Getting arrested for DUI does not mean you will be convicted. Police misconduct, defective breathalyzers and crime lab mistakes may be enough to get your charges lessened or dismissed. Visit our page on Colorado DUI Laws to learn more.
Colorado DUI criminal fines are: $600 to $1,000 for a first offense. $600 to $1,500 for a second or third offense. And $2,000 to $500,000 for a subsequent offense.1 In addition, defendants may be ordered to pay several other courtfees and surcharges, such as for DUI School and probation supervision. In total, one DUI case could cost defendants several thousands of dollars by the time it is done.
What are the criminal fines for Colorado DUIs?

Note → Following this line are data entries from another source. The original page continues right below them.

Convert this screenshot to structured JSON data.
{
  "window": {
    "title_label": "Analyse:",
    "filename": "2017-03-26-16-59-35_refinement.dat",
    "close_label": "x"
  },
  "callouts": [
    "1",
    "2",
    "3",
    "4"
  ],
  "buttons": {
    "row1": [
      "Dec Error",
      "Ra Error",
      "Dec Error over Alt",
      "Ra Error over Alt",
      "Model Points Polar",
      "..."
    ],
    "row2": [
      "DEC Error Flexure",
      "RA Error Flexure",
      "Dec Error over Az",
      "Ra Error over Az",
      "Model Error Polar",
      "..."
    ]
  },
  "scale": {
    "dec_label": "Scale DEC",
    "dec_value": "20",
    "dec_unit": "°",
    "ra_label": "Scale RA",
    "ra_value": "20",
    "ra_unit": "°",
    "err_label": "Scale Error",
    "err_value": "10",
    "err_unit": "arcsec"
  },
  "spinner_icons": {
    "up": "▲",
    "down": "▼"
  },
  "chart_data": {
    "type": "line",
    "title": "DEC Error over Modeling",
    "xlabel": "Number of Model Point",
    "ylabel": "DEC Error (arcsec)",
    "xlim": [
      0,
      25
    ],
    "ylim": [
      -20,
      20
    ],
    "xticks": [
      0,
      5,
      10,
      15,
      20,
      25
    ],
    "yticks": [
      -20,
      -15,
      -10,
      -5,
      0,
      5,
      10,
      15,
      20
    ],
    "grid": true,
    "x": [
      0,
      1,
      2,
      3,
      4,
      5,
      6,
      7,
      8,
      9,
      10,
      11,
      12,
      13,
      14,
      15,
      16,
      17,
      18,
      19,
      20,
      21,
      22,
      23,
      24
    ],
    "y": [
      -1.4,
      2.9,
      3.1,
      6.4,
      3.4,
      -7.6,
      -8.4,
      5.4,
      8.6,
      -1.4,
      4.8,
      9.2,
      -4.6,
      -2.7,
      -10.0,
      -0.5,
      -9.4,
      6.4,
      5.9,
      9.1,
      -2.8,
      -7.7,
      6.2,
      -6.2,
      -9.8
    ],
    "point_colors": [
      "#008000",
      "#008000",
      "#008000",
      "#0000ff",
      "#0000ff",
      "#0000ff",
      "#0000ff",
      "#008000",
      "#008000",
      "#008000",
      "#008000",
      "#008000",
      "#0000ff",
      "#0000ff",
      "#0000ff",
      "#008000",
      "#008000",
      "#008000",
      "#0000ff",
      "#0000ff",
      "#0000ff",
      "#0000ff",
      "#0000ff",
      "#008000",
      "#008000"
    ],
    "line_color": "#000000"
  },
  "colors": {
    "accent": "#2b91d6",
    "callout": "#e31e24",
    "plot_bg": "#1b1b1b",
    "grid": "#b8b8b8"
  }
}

It depends on the specific offense and whether the defendant has any prior drunk/drugged driving-related convictions:
Deferred judgment/sentencing fee: $26 ($21 plus $5 surcharge)
Docket fees in county court: $26 ($21 plus $5 surcharge)
Docket fees in district court: $40 ($35 plus $5 surcharge)
Outstanding judgment or warrant cost: $30
Time payment fee: $25
Late payment fee: $10
Victim’s compensation costs in county court: $33
Victim’s compensation costs in district court: Up to $163
Victim’s assistance surcharge: Varies
Finally, there are all the other incidental costs of having a DUI/DWAI case. These could include:
Loss of wages from getting fired
Loss of wages from having to miss work for court
Loss of wages while being in jail or prison
Loss of wages from prospective employers who disqualify the defendant for having a DUI
Loss of scholarship money from being disqualified for the DUI
Disqualification from getting a professional license and the increased salary it would have brought
Public transportation and taxi costs while the defendant’s license is suspended
How do I reduce my DUI court fines?
The best chance for lessening or eliminating DUI court costs is to get the criminal charge reduced or dismissed. A criminal defense attorney will do a thorough investigation of the evidence in attempt to find all the “weak links” in the state’s case. It may be possible to raise a reasonable doubt as to the defendant’s guilt, especially if the police may have committed misconduct. And in practice, prosecutors are much more likely to extend a favorable plea offer to defendants who are represented by private counsel.
Michael Becker has over a quarter-century's worth of experience as an attorney and more than 100 trials under his belt. He is a sought-after legal commentator and is licensed to practice law in Colorado, Nevada, California, and Florida.